> [PROBLEM STATEMENT]: Please retype the data in full and exactly; the pictures are not part of the copy.

> [RECORDS FOR PROCESSING]:

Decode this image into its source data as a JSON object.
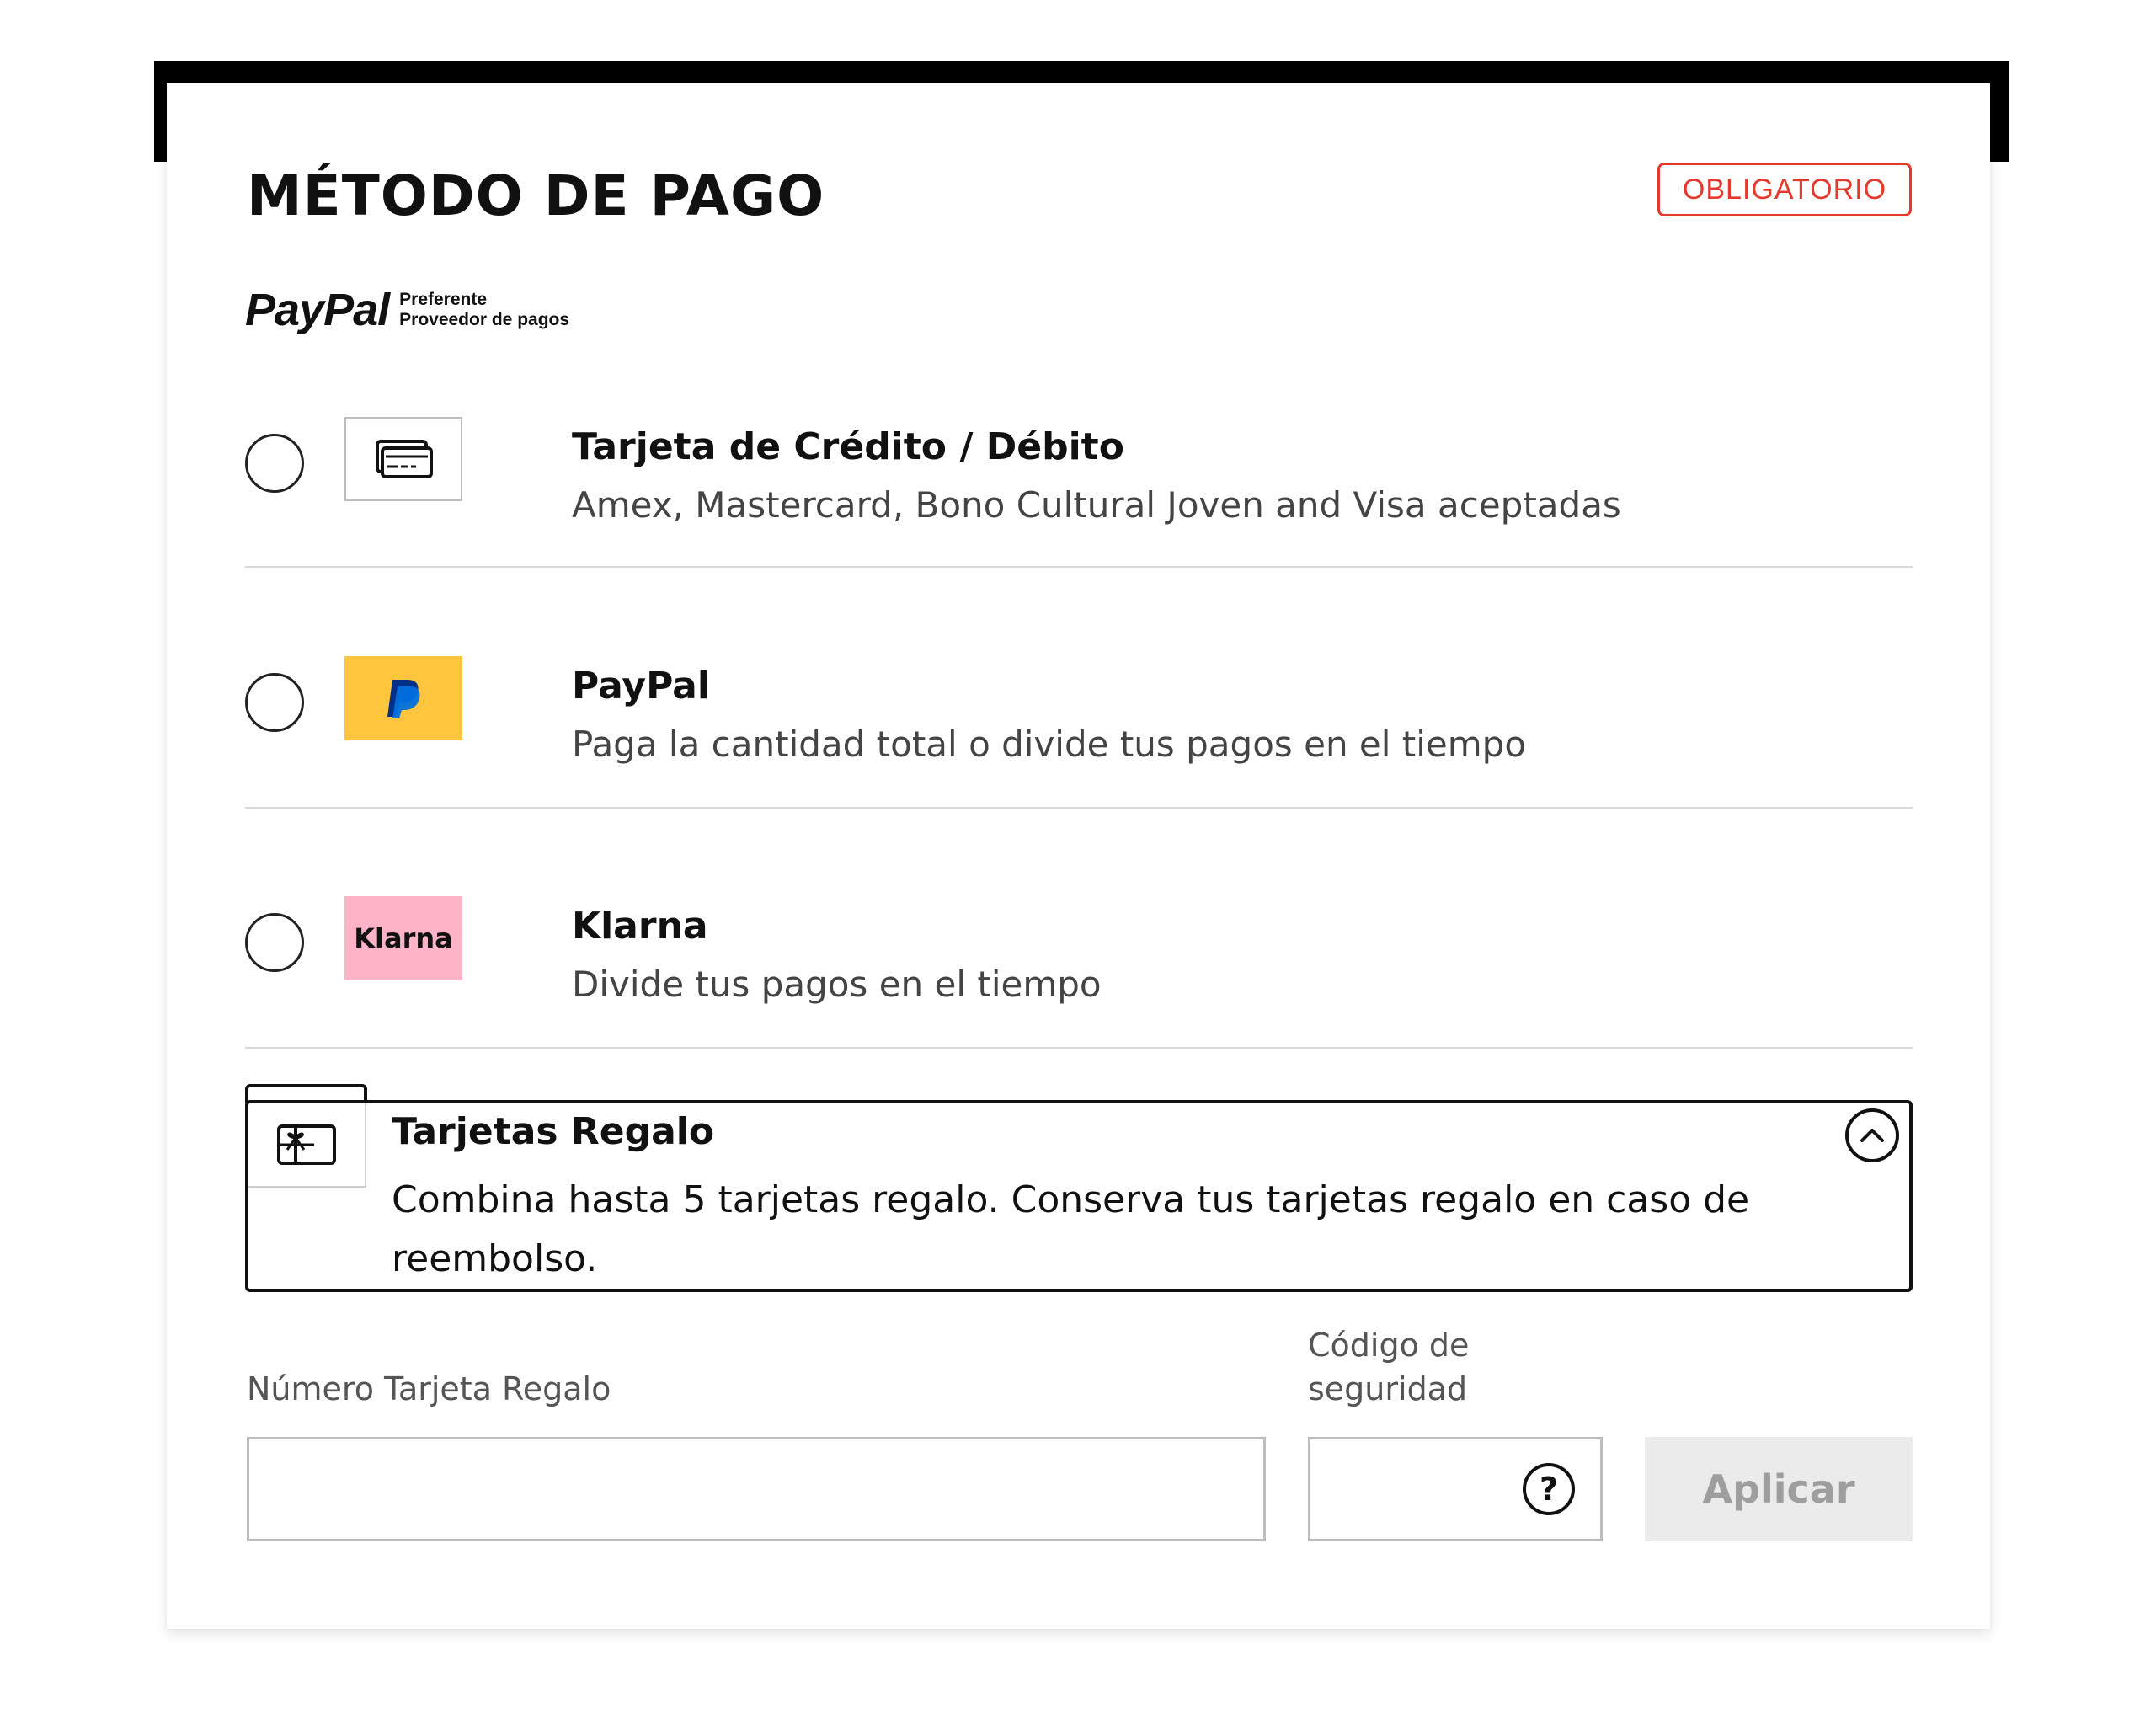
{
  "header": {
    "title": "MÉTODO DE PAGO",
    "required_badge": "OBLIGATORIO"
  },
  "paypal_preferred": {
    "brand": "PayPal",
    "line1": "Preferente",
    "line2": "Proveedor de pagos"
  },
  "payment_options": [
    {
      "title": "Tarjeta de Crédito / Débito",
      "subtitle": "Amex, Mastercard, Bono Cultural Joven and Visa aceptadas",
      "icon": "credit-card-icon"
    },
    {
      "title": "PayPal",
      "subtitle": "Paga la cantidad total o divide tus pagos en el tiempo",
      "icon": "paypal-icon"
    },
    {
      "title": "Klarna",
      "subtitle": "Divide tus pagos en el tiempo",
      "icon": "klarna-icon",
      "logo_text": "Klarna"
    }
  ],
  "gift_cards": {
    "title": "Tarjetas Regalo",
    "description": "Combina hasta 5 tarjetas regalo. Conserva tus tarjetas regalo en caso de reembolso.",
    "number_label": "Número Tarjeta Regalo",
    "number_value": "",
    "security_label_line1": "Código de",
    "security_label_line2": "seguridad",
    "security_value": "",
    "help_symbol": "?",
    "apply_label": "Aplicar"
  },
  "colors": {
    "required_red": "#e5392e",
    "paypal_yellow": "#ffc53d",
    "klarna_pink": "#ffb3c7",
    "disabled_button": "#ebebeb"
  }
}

> [RESULT FOR THIS TASK]:
Decode this image into its source data as a JSON object.
{
  "header": {
    "title": "MÉTODO DE PAGO",
    "required_badge": "OBLIGATORIO"
  },
  "paypal_preferred": {
    "brand": "PayPal",
    "line1": "Preferente",
    "line2": "Proveedor de pagos"
  },
  "payment_options": [
    {
      "title": "Tarjeta de Crédito / Débito",
      "subtitle": "Amex, Mastercard, Bono Cultural Joven and Visa aceptadas",
      "icon": "credit-card-icon"
    },
    {
      "title": "PayPal",
      "subtitle": "Paga la cantidad total o divide tus pagos en el tiempo",
      "icon": "paypal-icon"
    },
    {
      "title": "Klarna",
      "subtitle": "Divide tus pagos en el tiempo",
      "icon": "klarna-icon",
      "logo_text": "Klarna"
    }
  ],
  "gift_cards": {
    "title": "Tarjetas Regalo",
    "description": "Combina hasta 5 tarjetas regalo. Conserva tus tarjetas regalo en caso de reembolso.",
    "number_label": "Número Tarjeta Regalo",
    "number_value": "",
    "security_label_line1": "Código de",
    "security_label_line2": "seguridad",
    "security_value": "",
    "help_symbol": "?",
    "apply_label": "Aplicar"
  },
  "colors": {
    "required_red": "#e5392e",
    "paypal_yellow": "#ffc53d",
    "klarna_pink": "#ffb3c7",
    "disabled_button": "#ebebeb"
  }
}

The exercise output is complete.